Last year, EGME entered into an MoU with Gensource Potash. What does this mean for EGME?
Last year we signed an MoU with Gensource to form a JV company to develop one of Gensource’s projects in the Vanguard area in Canada’s Saskatchewan region. This is another extremely exciting asset and the agreement is an important milestone for our potash business. In February 2017, Gensource announced that it has completed an updated NI 43-101 technical report on the Vanguard project, following the completion of two new exploration wells. The technical report upgrades the indicated resource potential to almost 145 million t of final potash product. The resource upgrade supports an expansion of the production capacity of the project once operational from 250 000 tpy of potash to over 1 million tpy.
We are committed to building a portfolio of high-quality, competitively valued assets and the Vanguard project is a perfect example. Thanks to its cost-effective and efficient recovery method, Vanguard’s cash costs are the lowest in North America and equal to those in Russia. In addition, the project lies close to existing infrastructure, which provides access to both domestic and international customers. Under the terms of the MoU, we will deliver US$200 million of financing for the project over two stages. The first tranche will fund the completion of the feasibility study that is currently underway and expected to be completed in spring 2017. The second injection of capital will then fund the construction of the project. Once this financing commitment has been met, we will hold a 70% economic interest in the JV company.
Could you provide a general overview of current conditions in the global potash market?
The global potash fertilizer market has been oversupplied for the past 15 years, but the outlook now indicates that demand and supply will grow going forward, bringing the market into balance.
In addition, suppliers are now seeing favourable signs in the market. The price of potassium chloride is increasing in markets such as Brazil, the US, Asia, and Europe, and supply and demand of global potash fertilizer has become more balanced of late. These price increases indicate higher customer activity, as customers turn towards potash.
On a more basic level, many factors dictate whether individual fertilizer producers are successful, including cost of production (which includes energy costs) and logistical considerations to supply major customers, such as port access and availability of shipping and transportation facilities.
What is your view on the short- and long-term market for potash mining?
Several factors drive global potash demand, underpinned by the need for food based on population growth and dietary changes. As the standard of living increases in developing countries, so does the demand for more calorific food and the associated dietary changes. The global population is growing at 80 million people yearly, which underscores the fundamentals of the fertilizer market as we need to make agricultural land more productive.
In addition to food, a growing biofuels industry is placing increased demand on arable land. Biofuels are made from high nutrient absorbing crops, such as corn, and their cultivation increases global fertilizer demand yet further.

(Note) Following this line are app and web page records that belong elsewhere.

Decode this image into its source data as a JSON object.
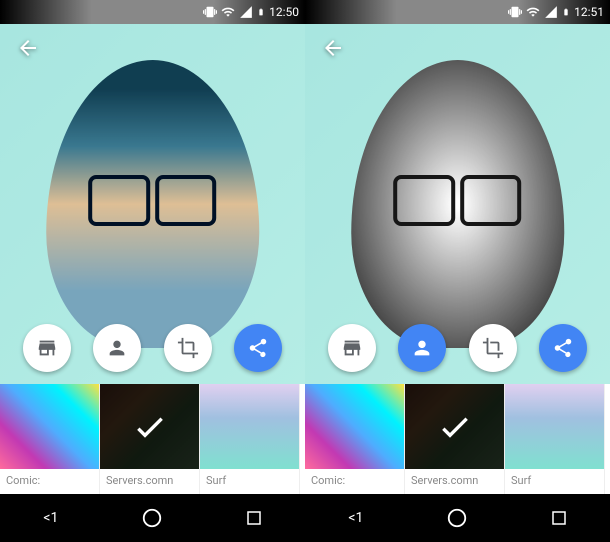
{
  "left": {
    "status": {
      "time": "12:50"
    },
    "actions": {
      "store": false,
      "person": false,
      "crop": false,
      "share": true
    },
    "filters": [
      {
        "id": "comic",
        "label": "Comic:",
        "selected": false
      },
      {
        "id": "servers",
        "label": "Servers.comn",
        "selected": true
      },
      {
        "id": "surf",
        "label": "Surf",
        "selected": false
      }
    ],
    "nav_label": "<1"
  },
  "right": {
    "status": {
      "time": "12:51"
    },
    "actions": {
      "store": false,
      "person": true,
      "crop": false,
      "share": true
    },
    "filters": [
      {
        "id": "comic",
        "label": "Comic:",
        "selected": false
      },
      {
        "id": "servers",
        "label": "Servers.comn",
        "selected": true
      },
      {
        "id": "surf",
        "label": "Surf",
        "selected": false
      }
    ],
    "nav_label": "<1"
  }
}
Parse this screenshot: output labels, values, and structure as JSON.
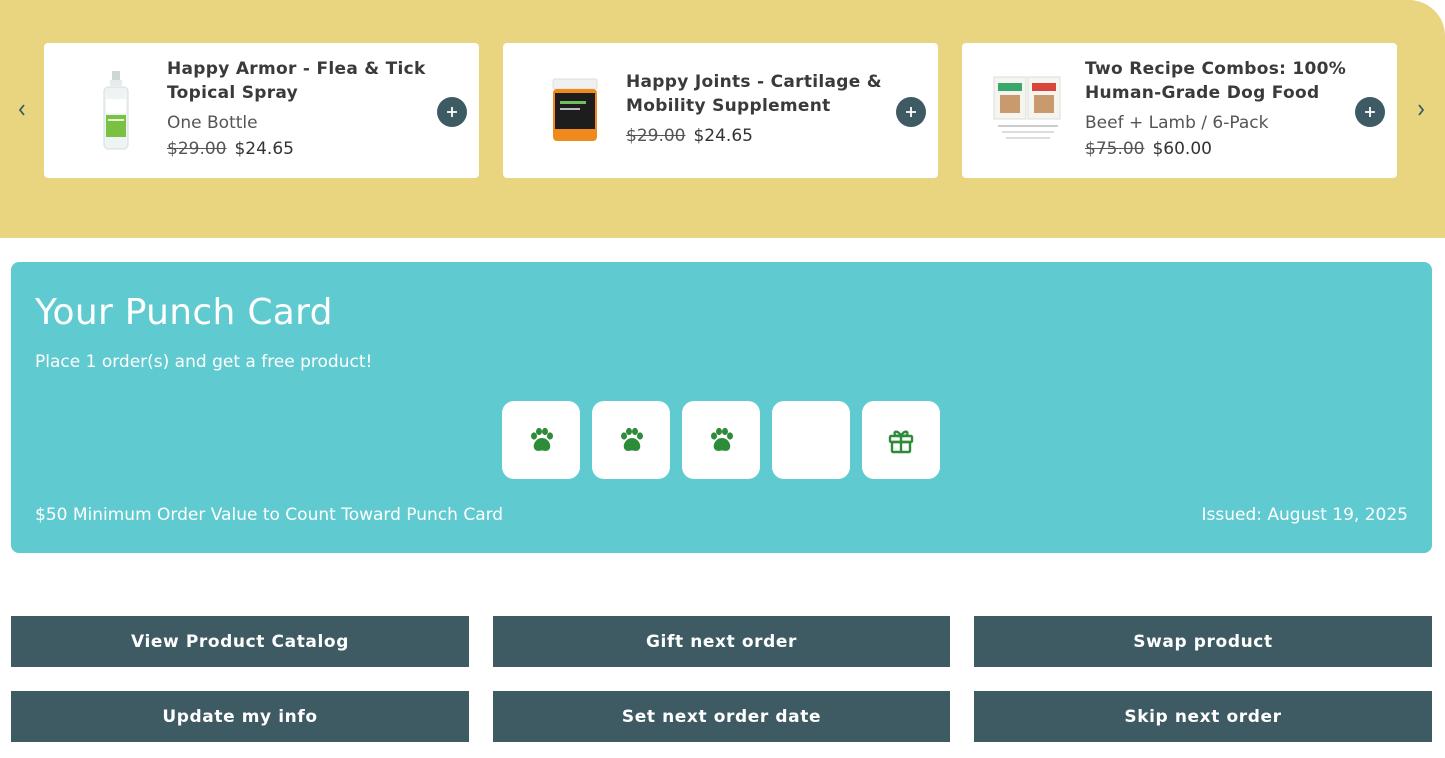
{
  "carousel": {
    "prev_icon": "chevron-left-icon",
    "next_icon": "chevron-right-icon",
    "background": "#e9d47f",
    "products": [
      {
        "title": "Happy Armor - Flea & Tick Topical Spray",
        "variant": "One Bottle",
        "old_price": "$29.00",
        "price": "$24.65",
        "image": "spray-bottle-image",
        "add_icon": "plus-icon"
      },
      {
        "title": "Happy Joints - Cartilage & Mobility Supplement",
        "variant": "",
        "old_price": "$29.00",
        "price": "$24.65",
        "image": "supplement-jar-image",
        "add_icon": "plus-icon"
      },
      {
        "title": "Two Recipe Combos: 100% Human-Grade Dog Food",
        "variant": "Beef + Lamb / 6-Pack",
        "old_price": "$75.00",
        "price": "$60.00",
        "image": "dog-food-packs-image",
        "add_icon": "plus-icon"
      }
    ]
  },
  "punch_card": {
    "title": "Your Punch Card",
    "subtitle": "Place 1 order(s) and get a free product!",
    "slots": [
      "paw-icon",
      "paw-icon",
      "paw-icon",
      "empty",
      "gift-icon"
    ],
    "note": "$50 Minimum Order Value to Count Toward Punch Card",
    "issued": "Issued: August 19, 2025",
    "background": "#5fcbd1",
    "icon_color": "#2e8b3a"
  },
  "actions": {
    "view_catalog": "View Product Catalog",
    "gift_next": "Gift next order",
    "swap_product": "Swap product",
    "update_info": "Update my info",
    "set_date": "Set next order date",
    "skip_next": "Skip next order",
    "button_color": "#3e5a63"
  }
}
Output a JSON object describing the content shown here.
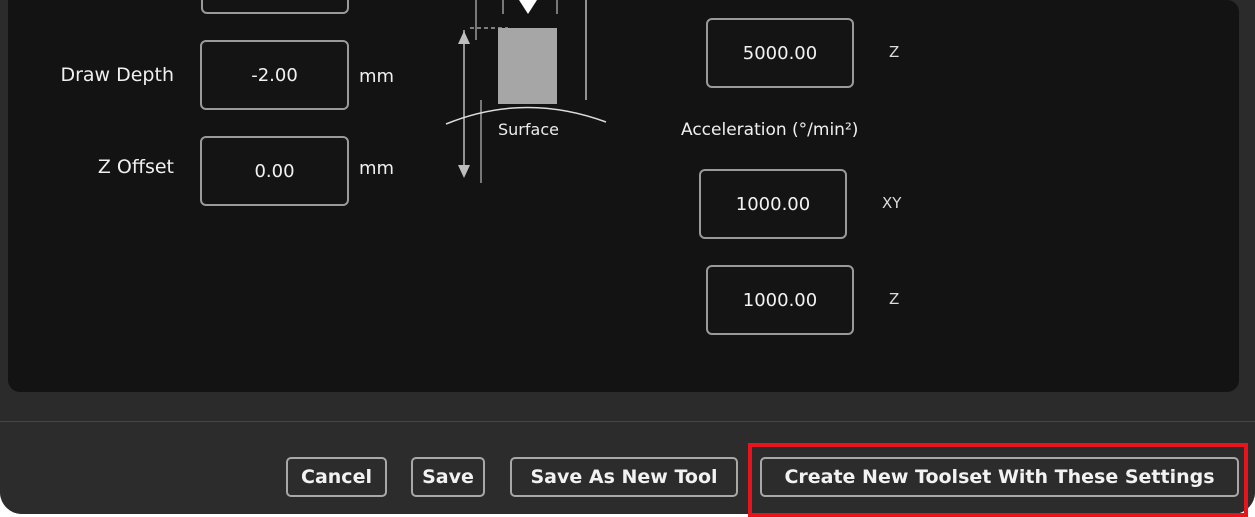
{
  "settings": {
    "draw_depth": {
      "label": "Draw Depth",
      "value": "-2.00",
      "unit": "mm"
    },
    "z_offset": {
      "label": "Z Offset",
      "value": "0.00",
      "unit": "mm"
    }
  },
  "diagram": {
    "surface_label": "Surface"
  },
  "feedrate": {
    "z_value": "5000.00",
    "z_axis": "Z"
  },
  "acceleration": {
    "label": "Acceleration (°/min²)",
    "xy_value": "1000.00",
    "xy_axis": "XY",
    "z_value": "1000.00",
    "z_axis": "Z"
  },
  "footer": {
    "cancel": "Cancel",
    "save": "Save",
    "save_as_new_tool": "Save As New Tool",
    "create_toolset": "Create New Toolset With These Settings"
  },
  "colors": {
    "panel": "#131313",
    "footer": "#2c2c2c",
    "highlight": "#e8141b"
  }
}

Moreover, it is not possible to substitute potash for any other plant nutrient, which provides strong fundamentals for the industry.

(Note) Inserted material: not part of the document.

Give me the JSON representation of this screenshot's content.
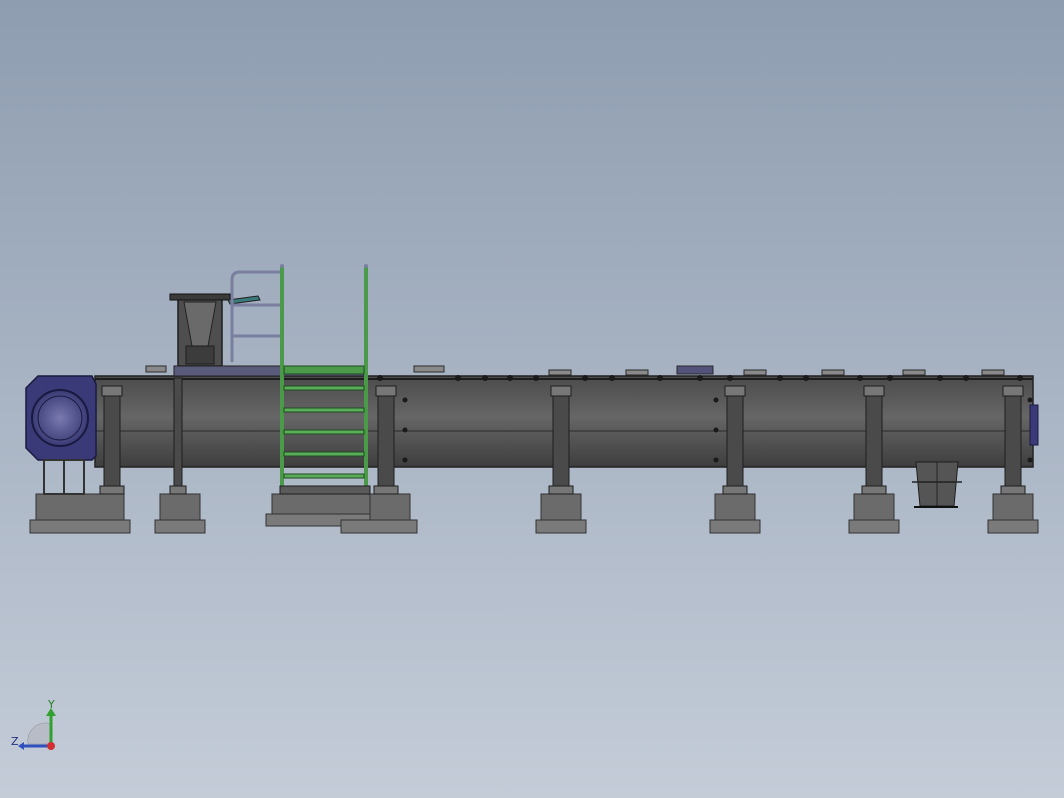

Consequently, we expect the underlying growth of the potash market to continue in the long term.
This article was first published in the May/June issue of World Fertilizer. To receive your free copy of the magazine, click here.
Read the article online at: https://www.worldfertilizer.com/special-reports/31052017/planting-seeds-of-potential-for-potash/